BRIEF
Scan each line of the records for the word "username" and extract the ones that have it.

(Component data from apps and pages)
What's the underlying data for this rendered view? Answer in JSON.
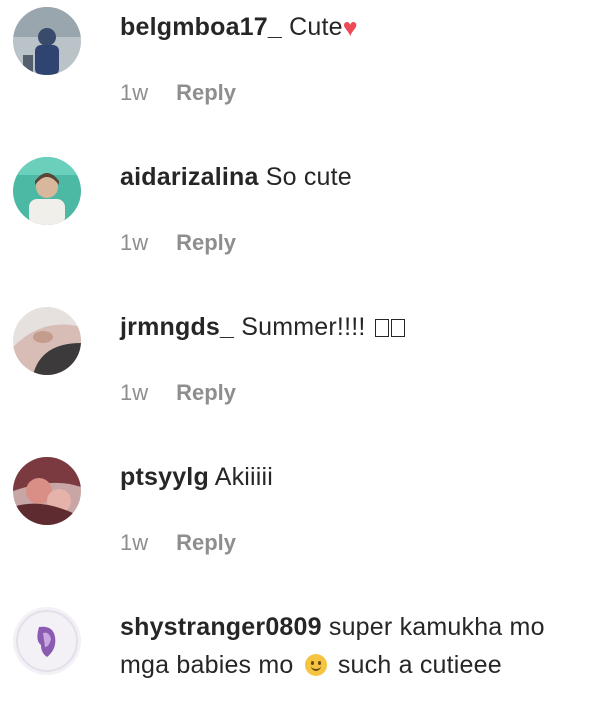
{
  "comments": [
    {
      "username": "belgmboa17_",
      "text": " Cute",
      "suffix_icon": "heart-icon",
      "time": "1w",
      "reply_label": "Reply"
    },
    {
      "username": "aidarizalina",
      "text": " So cute",
      "time": "1w",
      "reply_label": "Reply"
    },
    {
      "username": "jrmngds_",
      "text": " Summer!!!! ",
      "suffix_icon": "missing-glyph-boxes",
      "time": "1w",
      "reply_label": "Reply"
    },
    {
      "username": "ptsyylg",
      "text": " Akiiiii",
      "time": "1w",
      "reply_label": "Reply"
    },
    {
      "username": "shystranger0809",
      "text_before_emoji": " super kamukha mo mga babies mo ",
      "emoji": "smiling-face-icon",
      "text_after_emoji": " such a cutieee"
    }
  ],
  "colors": {
    "text": "#262626",
    "muted": "#8e8e8e",
    "heart": "#ed4956"
  }
}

RESULT
      "username": "belgmboa17_",
      "username": "aidarizalina",
      "username": "jrmngds_",
      "username": "ptsyylg",
      "username": "shystranger0809",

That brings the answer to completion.